Project DescriptionUnlike the faux festival quality of so many North American waterfront redevelopments, the three-mile-long, 131-acre promenade along the old port of Montreal—designed by architect Peter Rose, AIA, of Cambridge, Mass.–based Peter Rose + Partners, and Cardinal Hardy et Associés (now Groupe IBI | CHBA Architecture)—has a directness and honesty about its past that make it one of the very best of its kind. Winner of an urban design citation, the scheme does not erase the industrial functions of the place. Instead, it retains the rail line that separates the promenade from the city and the working piers along the water’s edge, while providing ample open space where grain elevators and industrial sheds used to stand. Opposite the historic Bonsecours Market, an artificial island offers a range of recreational opportunities, with a pavilion and bridges that echo the area’s industrial character, and with the foundations of a former pier providing traces of the past.
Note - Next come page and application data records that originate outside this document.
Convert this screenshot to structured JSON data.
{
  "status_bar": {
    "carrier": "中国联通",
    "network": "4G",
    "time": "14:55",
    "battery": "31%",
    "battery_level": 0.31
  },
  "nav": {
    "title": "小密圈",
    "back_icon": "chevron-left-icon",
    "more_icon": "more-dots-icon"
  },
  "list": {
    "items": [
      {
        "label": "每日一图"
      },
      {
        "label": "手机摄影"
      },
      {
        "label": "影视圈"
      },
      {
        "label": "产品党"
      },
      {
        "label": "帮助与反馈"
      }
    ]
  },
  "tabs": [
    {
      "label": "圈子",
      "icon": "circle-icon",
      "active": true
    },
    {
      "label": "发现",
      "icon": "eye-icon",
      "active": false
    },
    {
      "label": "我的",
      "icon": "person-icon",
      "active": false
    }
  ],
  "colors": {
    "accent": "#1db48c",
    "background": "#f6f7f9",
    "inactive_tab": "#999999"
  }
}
Urban designs rarely get realized as initially envisioned, but this one remains remarkably true to the original design and true to original qualities of the port. “Most waterfronts,” observed juror Gregory Baldwin, “suffer from people trying to do too much and be too cute … this project rationalizes the port’s early 20th [c]entury past … and does not apologize for or obliterate it.” Jorge Silvetti added that people “will interpret it in any way they want—no particular ‘scene’ is imposed on them.” The old port of Montreal proves that we can respect the past without nostalgia and successfully combine functioning waterfronts with public access.